>>>
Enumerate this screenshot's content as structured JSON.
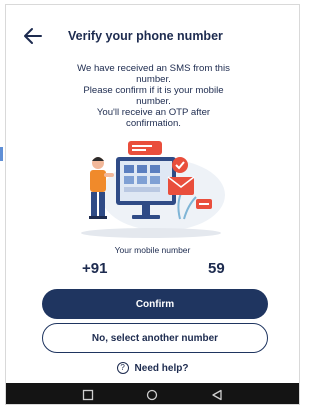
{
  "header": {
    "title": "Verify your phone number",
    "back_icon": "arrow-left-icon"
  },
  "message": {
    "line1": "We have received an SMS from this",
    "line2": "number.",
    "line3": "Please confirm if it is your mobile",
    "line4": "number.",
    "line5": "You'll receive an OTP after",
    "line6": "confirmation."
  },
  "mobile": {
    "label": "Your mobile number",
    "prefix": "+91",
    "suffix": "59"
  },
  "buttons": {
    "confirm": "Confirm",
    "other": "No, select another number"
  },
  "help": {
    "icon": "question-circle-icon",
    "label": "Need help?"
  },
  "navbar": {
    "icons": [
      "square-recent-icon",
      "circle-home-icon",
      "triangle-back-icon"
    ]
  },
  "colors": {
    "primary": "#1f3560",
    "text": "#1d2b4f",
    "accent_red": "#e94e3c",
    "navbar": "#141414"
  }
}
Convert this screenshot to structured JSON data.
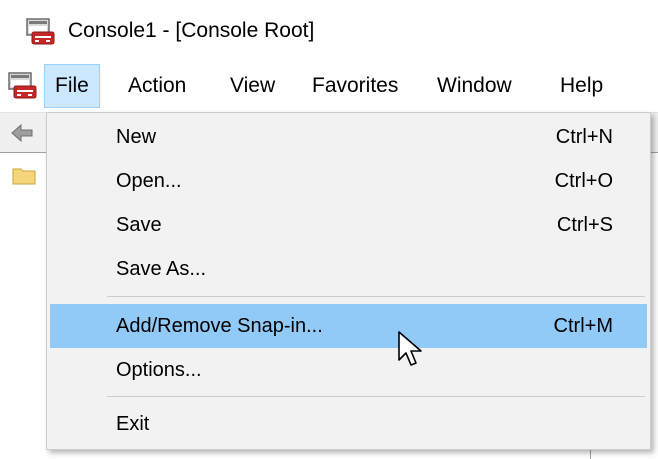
{
  "window": {
    "title": "Console1 - [Console Root]",
    "icon": "mmc-console-icon"
  },
  "menubar": {
    "icon": "mmc-console-icon",
    "items": [
      {
        "label": "File",
        "active": true
      },
      {
        "label": "Action",
        "active": false
      },
      {
        "label": "View",
        "active": false
      },
      {
        "label": "Favorites",
        "active": false
      },
      {
        "label": "Window",
        "active": false
      },
      {
        "label": "Help",
        "active": false
      }
    ]
  },
  "toolbar": {
    "back_icon": "back-arrow-icon"
  },
  "tree": {
    "root_icon": "folder-icon"
  },
  "file_menu": {
    "items": [
      {
        "label": "New",
        "shortcut": "Ctrl+N"
      },
      {
        "label": "Open...",
        "shortcut": "Ctrl+O"
      },
      {
        "label": "Save",
        "shortcut": "Ctrl+S"
      },
      {
        "label": "Save As...",
        "shortcut": ""
      },
      {
        "label": "Add/Remove Snap-in...",
        "shortcut": "Ctrl+M",
        "highlighted": true
      },
      {
        "label": "Options...",
        "shortcut": ""
      },
      {
        "label": "Exit",
        "shortcut": ""
      }
    ]
  },
  "colors": {
    "menu_active_bg": "#cce8ff",
    "menu_active_border": "#99d1ff",
    "dropdown_bg": "#f2f2f2",
    "highlight_bg": "#91c9f7"
  },
  "cursor": "mouse-pointer-icon"
}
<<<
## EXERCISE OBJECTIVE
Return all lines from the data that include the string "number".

## REPLY TO THE EXERCISE
    "title": "Verify your phone number",
    "line2": "number.",
    "line4": "number.",
    "label": "Your mobile number",
    "other": "No, select another number"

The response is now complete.